You can also append a @finally { } block that executes regardless of whether there has been an exception or not.

Throwing Exceptions

Unlike in Java, Objective-C exceptions should not be thrown whenever there is an error—try to handle the error, or use something like NSError or the NSAssert() method.

As Apple states, *“You should reserve the use of exceptions for programming or unexpected runtime errors such as out-of-bounds collection access, attempts to mutate immutable objects, sending an invalid message, and losing the connection to the window server. You usually take care of these sorts of errors with exceptions when an application is being created rather than at runtime.

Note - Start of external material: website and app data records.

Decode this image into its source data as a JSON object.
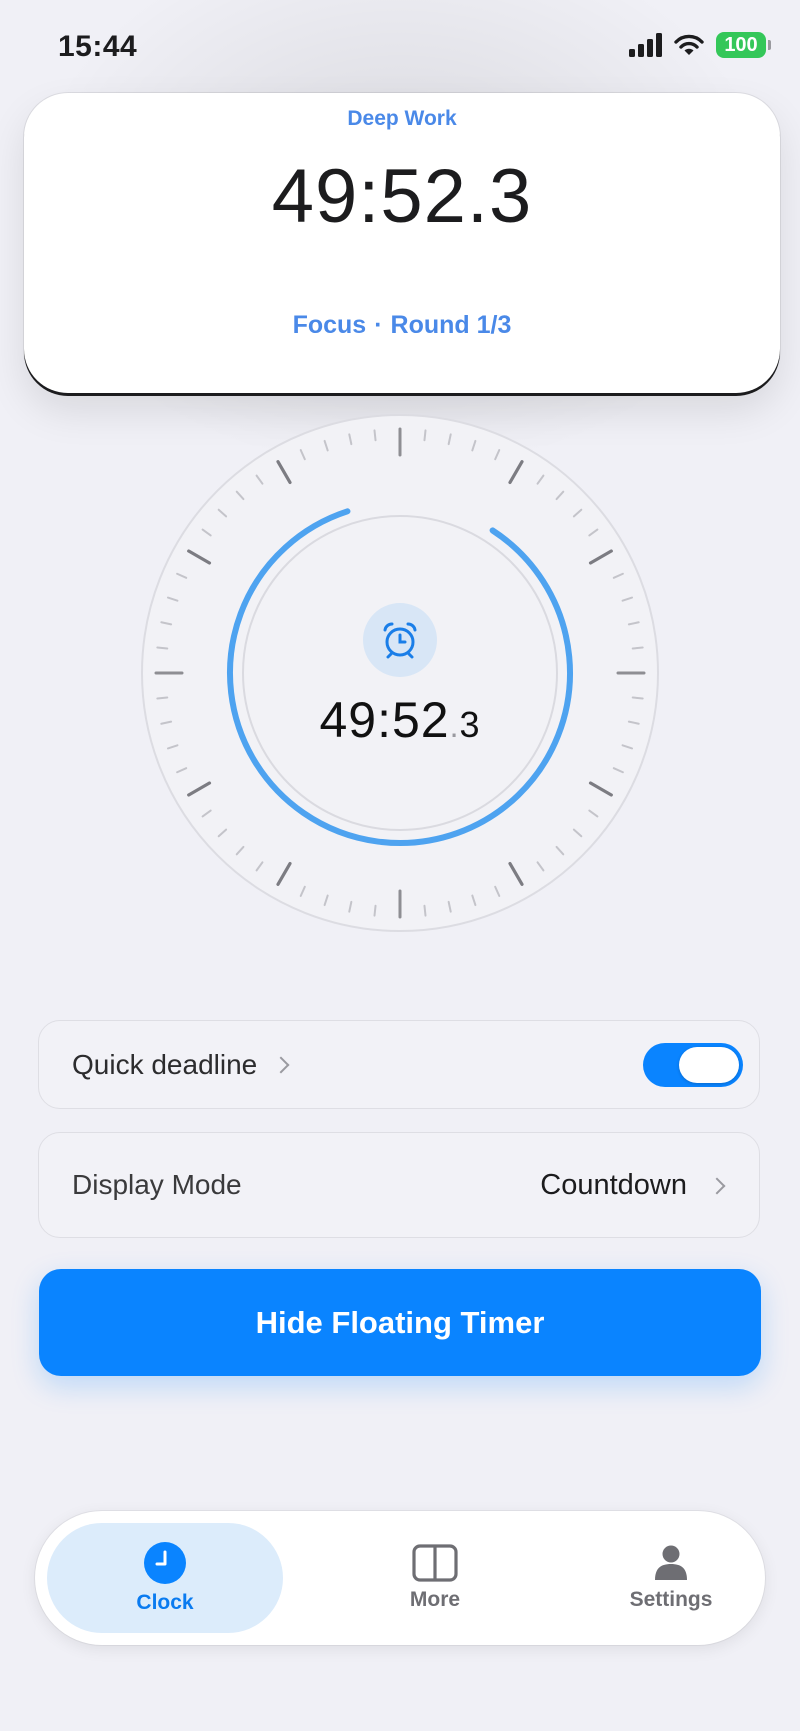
{
  "status_bar": {
    "time": "15:44",
    "battery": "100"
  },
  "floating_timer": {
    "label": "Deep Work",
    "time": "49:52.3",
    "phase": "Focus",
    "separator": "·",
    "round": "Round 1/3"
  },
  "dial": {
    "time_main": "49:52",
    "time_dot": ".",
    "time_tenths": "3",
    "icon": "alarm-clock-icon",
    "progress_ring": "gapped near top"
  },
  "settings": {
    "quick_deadline": {
      "label": "Quick deadline",
      "enabled": true
    },
    "display_mode": {
      "label": "Display Mode",
      "value": "Countdown"
    }
  },
  "main_button": {
    "label": "Hide Floating Timer"
  },
  "tabs": [
    {
      "label": "Clock",
      "icon": "clock-icon",
      "active": true
    },
    {
      "label": "More",
      "icon": "split-view-icon",
      "active": false
    },
    {
      "label": "Settings",
      "icon": "person-icon",
      "active": false
    }
  ],
  "colors": {
    "accent": "#0a84ff",
    "label_blue": "#4a89e8",
    "battery": "#34c759",
    "ring": "#4ea3f0"
  }
}
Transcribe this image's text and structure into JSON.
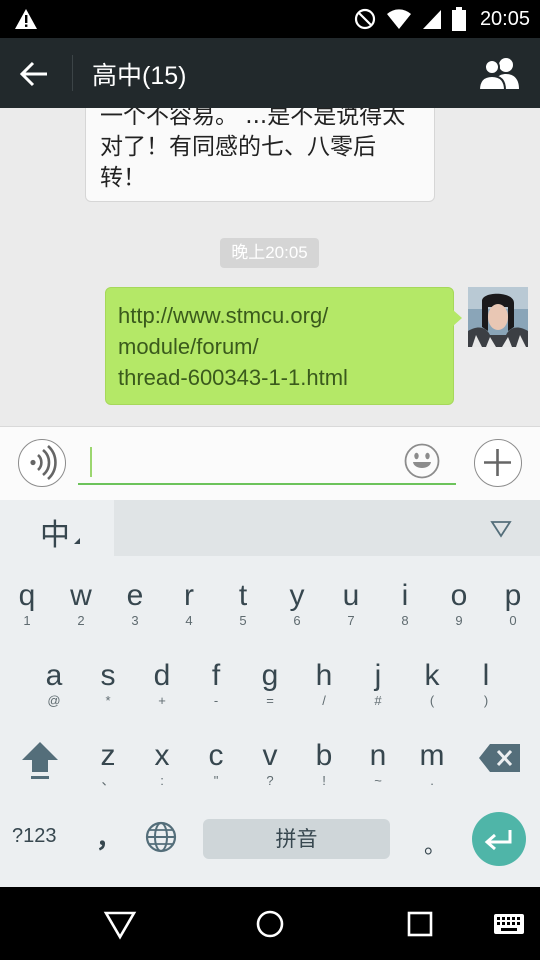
{
  "status_bar": {
    "time": "20:05"
  },
  "header": {
    "title": "高中(15)"
  },
  "messages": {
    "incoming": {
      "lines": [
        "一个不容易。 ...是不是说得太",
        "对了！有同感的七、八零后",
        "转！"
      ]
    },
    "timestamp": "晚上20:05",
    "outgoing": {
      "lines": [
        "http://www.stmcu.org/",
        "module/forum/",
        "thread-600343-1-1.html"
      ]
    }
  },
  "input": {
    "value": ""
  },
  "keyboard": {
    "language": "中",
    "row1": [
      {
        "main": "q",
        "sub": "1"
      },
      {
        "main": "w",
        "sub": "2"
      },
      {
        "main": "e",
        "sub": "3"
      },
      {
        "main": "r",
        "sub": "4"
      },
      {
        "main": "t",
        "sub": "5"
      },
      {
        "main": "y",
        "sub": "6"
      },
      {
        "main": "u",
        "sub": "7"
      },
      {
        "main": "i",
        "sub": "8"
      },
      {
        "main": "o",
        "sub": "9"
      },
      {
        "main": "p",
        "sub": "0"
      }
    ],
    "row2": [
      {
        "main": "a",
        "sub": "@"
      },
      {
        "main": "s",
        "sub": "*"
      },
      {
        "main": "d",
        "sub": "+"
      },
      {
        "main": "f",
        "sub": "-"
      },
      {
        "main": "g",
        "sub": "="
      },
      {
        "main": "h",
        "sub": "/"
      },
      {
        "main": "j",
        "sub": "#"
      },
      {
        "main": "k",
        "sub": "("
      },
      {
        "main": "l",
        "sub": ")"
      }
    ],
    "row3": [
      {
        "main": "z",
        "sub": "、"
      },
      {
        "main": "x",
        "sub": ":"
      },
      {
        "main": "c",
        "sub": "\""
      },
      {
        "main": "v",
        "sub": "?"
      },
      {
        "main": "b",
        "sub": "!"
      },
      {
        "main": "n",
        "sub": "~"
      },
      {
        "main": "m",
        "sub": "."
      }
    ],
    "symbols_label": "?123",
    "comma_label": "，",
    "space_label": "拼音",
    "period_label": "。"
  },
  "colors": {
    "title_bar": "#22292c",
    "outgoing_bubble": "#b4e867",
    "enter_key": "#4fb5a8"
  }
}
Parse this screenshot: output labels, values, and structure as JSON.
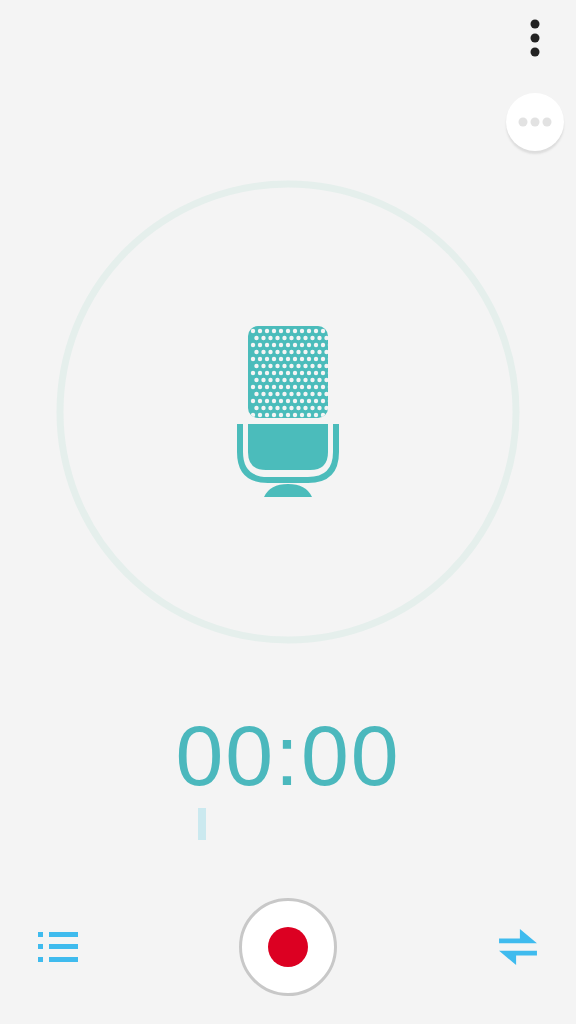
{
  "timer": "00:00"
}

If you have an existing body of code (such as third-party library) that uses exceptions to handle error conditions, you may use the code as-is in your Cocoa application. But you should ensure that any expected runtime exceptions do not escape from these subsystems and end up in the caller’s code. For example, a parsing library might use exceptions internally to indicate problems and enable a quick exit from a parsing state that could be deeply recursive; however, you should take care to catch such exceptions at the top level of the library and translate them into an appropriate return code or state.”*

Throwing exceptions is a rather “expensive” procedure, and of course uncaught exceptions will cause your program to crash. That being said, throwing an exception is straightforward:

  1. NSException* myException = [NSException
  2.         exceptionWithName:@"IndexOutOfBoundsException"
  3.         reason:@"Attempted to access an array index that is out of bounds"
  4.         userInfo:nil];
  5. @throw myException;
  6. // [myException raise]; /* equivalent to throwing the exception, above */

A more popular usage is in the case where you can’t recover from the issue (invalid data, for example, or where you tried to access an index that is beyond the size of an array)—you could catch the exception to perform some cleanup, then throw it back to the system for something else to catch, or to quit at that point.

Exceptions provide a powerful and flexible way to handle issues in your code. Use them wisely—don’t make the runtime system a massive juggling round.

This post is part of the Learn Objective-C in 24 Days course.

Author: Feifan Zhou